(Dataset items)
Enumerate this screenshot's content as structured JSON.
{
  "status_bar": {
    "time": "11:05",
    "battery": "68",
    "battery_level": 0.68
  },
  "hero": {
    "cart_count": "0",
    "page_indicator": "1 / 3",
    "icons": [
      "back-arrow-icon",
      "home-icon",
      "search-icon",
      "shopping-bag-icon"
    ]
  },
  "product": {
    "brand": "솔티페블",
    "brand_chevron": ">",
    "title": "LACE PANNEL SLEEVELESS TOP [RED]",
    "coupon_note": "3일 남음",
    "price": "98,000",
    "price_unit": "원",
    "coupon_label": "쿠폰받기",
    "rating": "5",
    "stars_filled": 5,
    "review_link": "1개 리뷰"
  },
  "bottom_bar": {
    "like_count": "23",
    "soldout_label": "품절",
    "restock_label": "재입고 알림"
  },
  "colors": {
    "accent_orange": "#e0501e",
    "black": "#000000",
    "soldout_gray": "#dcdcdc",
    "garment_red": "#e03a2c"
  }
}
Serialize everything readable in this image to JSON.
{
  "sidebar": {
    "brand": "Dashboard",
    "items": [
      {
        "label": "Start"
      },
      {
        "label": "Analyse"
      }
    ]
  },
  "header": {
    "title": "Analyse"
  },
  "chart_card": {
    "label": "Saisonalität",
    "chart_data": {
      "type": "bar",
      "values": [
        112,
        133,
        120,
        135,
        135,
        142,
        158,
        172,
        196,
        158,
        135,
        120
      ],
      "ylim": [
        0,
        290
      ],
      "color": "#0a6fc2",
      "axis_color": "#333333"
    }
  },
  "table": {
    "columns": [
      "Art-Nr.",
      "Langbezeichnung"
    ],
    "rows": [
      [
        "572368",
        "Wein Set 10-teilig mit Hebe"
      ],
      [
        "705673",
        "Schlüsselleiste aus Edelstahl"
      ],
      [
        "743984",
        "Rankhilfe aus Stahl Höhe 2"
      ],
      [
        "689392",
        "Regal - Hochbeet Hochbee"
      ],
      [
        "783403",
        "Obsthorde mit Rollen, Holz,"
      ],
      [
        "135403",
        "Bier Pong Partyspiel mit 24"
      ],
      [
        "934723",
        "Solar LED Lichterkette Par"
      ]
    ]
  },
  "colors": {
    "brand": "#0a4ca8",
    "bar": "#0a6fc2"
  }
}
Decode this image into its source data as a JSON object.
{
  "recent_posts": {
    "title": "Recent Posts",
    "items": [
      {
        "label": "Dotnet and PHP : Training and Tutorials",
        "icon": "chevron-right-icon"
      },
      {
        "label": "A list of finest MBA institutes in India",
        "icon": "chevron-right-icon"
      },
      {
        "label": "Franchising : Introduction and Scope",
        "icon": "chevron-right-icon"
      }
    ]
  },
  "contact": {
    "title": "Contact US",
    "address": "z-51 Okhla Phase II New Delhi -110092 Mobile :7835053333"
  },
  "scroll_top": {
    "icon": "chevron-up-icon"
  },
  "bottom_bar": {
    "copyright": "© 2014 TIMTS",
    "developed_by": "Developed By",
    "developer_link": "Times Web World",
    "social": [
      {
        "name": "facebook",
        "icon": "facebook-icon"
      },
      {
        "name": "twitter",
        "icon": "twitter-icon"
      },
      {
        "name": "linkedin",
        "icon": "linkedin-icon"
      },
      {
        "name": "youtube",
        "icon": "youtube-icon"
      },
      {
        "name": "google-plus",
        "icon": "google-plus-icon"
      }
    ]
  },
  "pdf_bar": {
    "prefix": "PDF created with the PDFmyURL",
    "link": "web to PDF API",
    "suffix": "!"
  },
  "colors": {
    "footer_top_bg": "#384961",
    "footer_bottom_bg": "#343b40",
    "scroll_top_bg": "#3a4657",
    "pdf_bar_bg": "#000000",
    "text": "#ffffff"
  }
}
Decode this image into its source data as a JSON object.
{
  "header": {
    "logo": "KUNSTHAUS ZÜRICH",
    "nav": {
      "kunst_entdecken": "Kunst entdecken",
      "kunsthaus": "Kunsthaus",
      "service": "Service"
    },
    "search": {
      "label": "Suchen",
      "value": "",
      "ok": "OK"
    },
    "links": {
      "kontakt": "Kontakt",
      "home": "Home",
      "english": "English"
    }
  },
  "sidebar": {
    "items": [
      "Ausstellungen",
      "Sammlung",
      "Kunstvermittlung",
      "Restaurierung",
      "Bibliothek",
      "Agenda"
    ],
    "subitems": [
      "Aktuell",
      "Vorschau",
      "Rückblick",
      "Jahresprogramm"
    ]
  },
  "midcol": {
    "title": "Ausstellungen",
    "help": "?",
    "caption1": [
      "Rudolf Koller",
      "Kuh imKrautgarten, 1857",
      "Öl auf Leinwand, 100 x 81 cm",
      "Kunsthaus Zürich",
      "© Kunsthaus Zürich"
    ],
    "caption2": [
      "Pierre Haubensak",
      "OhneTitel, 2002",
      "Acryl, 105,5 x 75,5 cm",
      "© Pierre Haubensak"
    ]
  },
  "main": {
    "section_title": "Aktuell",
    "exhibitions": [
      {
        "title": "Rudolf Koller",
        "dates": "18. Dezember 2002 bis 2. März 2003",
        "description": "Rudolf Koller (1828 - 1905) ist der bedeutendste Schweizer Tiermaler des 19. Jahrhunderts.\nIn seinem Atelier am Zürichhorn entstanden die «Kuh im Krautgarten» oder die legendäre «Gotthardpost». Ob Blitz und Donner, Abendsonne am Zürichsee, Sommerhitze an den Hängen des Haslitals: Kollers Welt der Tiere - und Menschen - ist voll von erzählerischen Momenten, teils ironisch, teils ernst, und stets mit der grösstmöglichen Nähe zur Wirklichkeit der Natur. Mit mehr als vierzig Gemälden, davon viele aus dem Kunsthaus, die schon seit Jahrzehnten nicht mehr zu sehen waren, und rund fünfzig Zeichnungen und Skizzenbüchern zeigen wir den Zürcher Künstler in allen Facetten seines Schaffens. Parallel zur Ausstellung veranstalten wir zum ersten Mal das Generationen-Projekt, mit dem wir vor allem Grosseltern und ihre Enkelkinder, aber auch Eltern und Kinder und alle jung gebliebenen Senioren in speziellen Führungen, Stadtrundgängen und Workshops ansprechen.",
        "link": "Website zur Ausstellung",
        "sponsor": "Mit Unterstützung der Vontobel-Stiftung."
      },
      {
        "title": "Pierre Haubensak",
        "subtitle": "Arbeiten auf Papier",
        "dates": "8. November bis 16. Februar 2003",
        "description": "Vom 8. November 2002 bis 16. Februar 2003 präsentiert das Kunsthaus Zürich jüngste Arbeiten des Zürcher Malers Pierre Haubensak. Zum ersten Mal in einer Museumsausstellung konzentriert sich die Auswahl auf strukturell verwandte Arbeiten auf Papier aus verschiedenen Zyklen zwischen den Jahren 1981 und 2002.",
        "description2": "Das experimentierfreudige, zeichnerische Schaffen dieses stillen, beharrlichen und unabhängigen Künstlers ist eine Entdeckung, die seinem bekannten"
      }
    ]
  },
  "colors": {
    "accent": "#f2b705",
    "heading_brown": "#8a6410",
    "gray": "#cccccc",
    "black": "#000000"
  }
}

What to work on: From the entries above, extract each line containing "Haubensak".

Expected output:
      "Pierre Haubensak",
      "© Pierre Haubensak"
        "title": "Pierre Haubensak",
        "description": "Vom 8. November 2002 bis 16. Februar 2003 präsentiert das Kunsthaus Zürich jüngste Arbeiten des Zürcher Malers Pierre Haubensak. Zum ersten Mal in einer Museumsausstellung konzentriert sich die Auswahl auf strukturell verwandte Arbeiten auf Papier aus verschiedenen Zyklen zwischen den Jahren 1981 und 2002.",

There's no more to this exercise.